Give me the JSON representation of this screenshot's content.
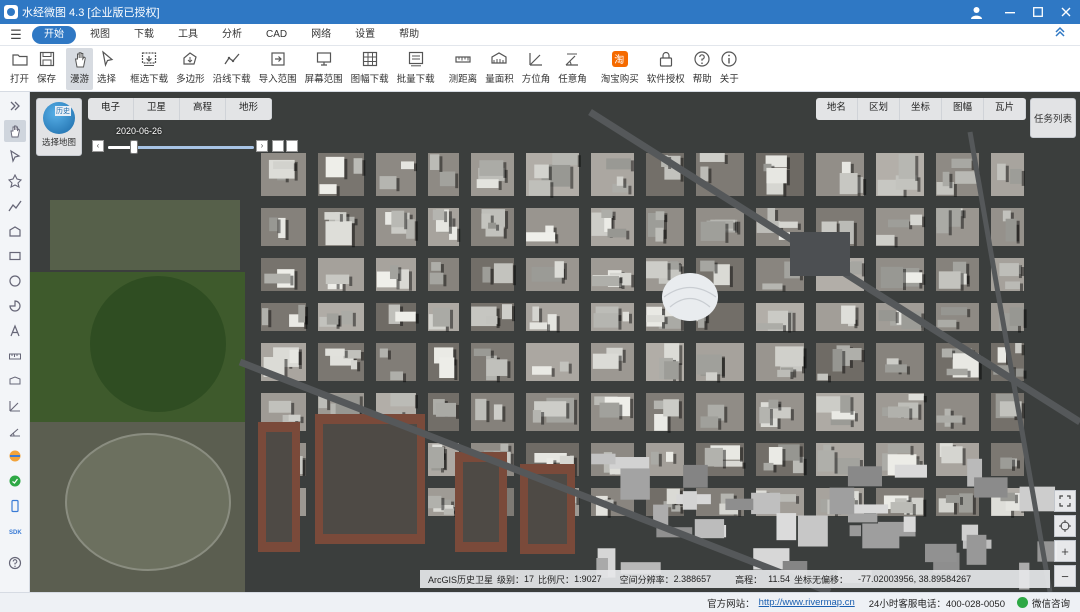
{
  "window": {
    "title": "水经微图 4.3 [企业版已授权]"
  },
  "menu": {
    "items": [
      "开始",
      "视图",
      "下载",
      "工具",
      "分析",
      "CAD",
      "网络",
      "设置",
      "帮助"
    ],
    "active_index": 0
  },
  "toolbar": {
    "items": [
      {
        "label": "打开",
        "icon": "folder-icon"
      },
      {
        "label": "保存",
        "icon": "save-icon"
      },
      {
        "label": "漫游",
        "icon": "hand-icon"
      },
      {
        "label": "选择",
        "icon": "cursor-icon"
      },
      {
        "label": "框选下载",
        "icon": "box-download-icon"
      },
      {
        "label": "多边形",
        "icon": "polygon-icon"
      },
      {
        "label": "沿线下载",
        "icon": "line-download-icon"
      },
      {
        "label": "导入范围",
        "icon": "import-icon"
      },
      {
        "label": "屏幕范围",
        "icon": "screen-icon"
      },
      {
        "label": "图幅下载",
        "icon": "grid-icon"
      },
      {
        "label": "批量下载",
        "icon": "batch-icon"
      },
      {
        "label": "测距离",
        "icon": "ruler-icon"
      },
      {
        "label": "量面积",
        "icon": "area-icon"
      },
      {
        "label": "方位角",
        "icon": "azimuth-icon"
      },
      {
        "label": "任意角",
        "icon": "angle-icon"
      },
      {
        "label": "淘宝购买",
        "icon": "taobao-icon"
      },
      {
        "label": "软件授权",
        "icon": "lock-icon"
      },
      {
        "label": "帮助",
        "icon": "help-icon"
      },
      {
        "label": "关于",
        "icon": "info-icon"
      }
    ],
    "active_label": "漫游"
  },
  "map": {
    "history_button": {
      "badge": "历史",
      "caption": "选择地图"
    },
    "layer_tabs": [
      "电子",
      "卫星",
      "高程",
      "地形"
    ],
    "timeline": {
      "date": "2020-06-26",
      "position": 0.18
    },
    "right_tabs": [
      "地名",
      "区划",
      "坐标",
      "图幅",
      "瓦片"
    ],
    "task_button": "任务列表",
    "status": {
      "source": "ArcGIS历史卫星",
      "level_label": "级别：",
      "level": "17",
      "scale_label": "比例尺：",
      "scale": "1:9027",
      "resolution_label": "空间分辨率：",
      "resolution": "2.388657",
      "elevation_label": "高程：",
      "elevation": "11.54",
      "offset_label": "坐标无偏移：",
      "coords": "-77.02003956, 38.89584267"
    }
  },
  "statusbar": {
    "site_label": "官方网站：",
    "site_url": "http://www.rivermap.cn",
    "hotline": "24小时客服电话：400-028-0050",
    "wechat": "微信咨询"
  }
}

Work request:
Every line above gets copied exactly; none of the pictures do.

Finished exercise:
Give me the JSON representation of this screenshot's content.
{
  "window": {
    "title": "水经微图 4.3 [企业版已授权]"
  },
  "menu": {
    "items": [
      "开始",
      "视图",
      "下载",
      "工具",
      "分析",
      "CAD",
      "网络",
      "设置",
      "帮助"
    ],
    "active_index": 0
  },
  "toolbar": {
    "items": [
      {
        "label": "打开",
        "icon": "folder-icon"
      },
      {
        "label": "保存",
        "icon": "save-icon"
      },
      {
        "label": "漫游",
        "icon": "hand-icon"
      },
      {
        "label": "选择",
        "icon": "cursor-icon"
      },
      {
        "label": "框选下载",
        "icon": "box-download-icon"
      },
      {
        "label": "多边形",
        "icon": "polygon-icon"
      },
      {
        "label": "沿线下载",
        "icon": "line-download-icon"
      },
      {
        "label": "导入范围",
        "icon": "import-icon"
      },
      {
        "label": "屏幕范围",
        "icon": "screen-icon"
      },
      {
        "label": "图幅下载",
        "icon": "grid-icon"
      },
      {
        "label": "批量下载",
        "icon": "batch-icon"
      },
      {
        "label": "测距离",
        "icon": "ruler-icon"
      },
      {
        "label": "量面积",
        "icon": "area-icon"
      },
      {
        "label": "方位角",
        "icon": "azimuth-icon"
      },
      {
        "label": "任意角",
        "icon": "angle-icon"
      },
      {
        "label": "淘宝购买",
        "icon": "taobao-icon"
      },
      {
        "label": "软件授权",
        "icon": "lock-icon"
      },
      {
        "label": "帮助",
        "icon": "help-icon"
      },
      {
        "label": "关于",
        "icon": "info-icon"
      }
    ],
    "active_label": "漫游"
  },
  "map": {
    "history_button": {
      "badge": "历史",
      "caption": "选择地图"
    },
    "layer_tabs": [
      "电子",
      "卫星",
      "高程",
      "地形"
    ],
    "timeline": {
      "date": "2020-06-26",
      "position": 0.18
    },
    "right_tabs": [
      "地名",
      "区划",
      "坐标",
      "图幅",
      "瓦片"
    ],
    "task_button": "任务列表",
    "status": {
      "source": "ArcGIS历史卫星",
      "level_label": "级别：",
      "level": "17",
      "scale_label": "比例尺：",
      "scale": "1:9027",
      "resolution_label": "空间分辨率：",
      "resolution": "2.388657",
      "elevation_label": "高程：",
      "elevation": "11.54",
      "offset_label": "坐标无偏移：",
      "coords": "-77.02003956, 38.89584267"
    }
  },
  "statusbar": {
    "site_label": "官方网站：",
    "site_url": "http://www.rivermap.cn",
    "hotline": "24小时客服电话：400-028-0050",
    "wechat": "微信咨询"
  }
}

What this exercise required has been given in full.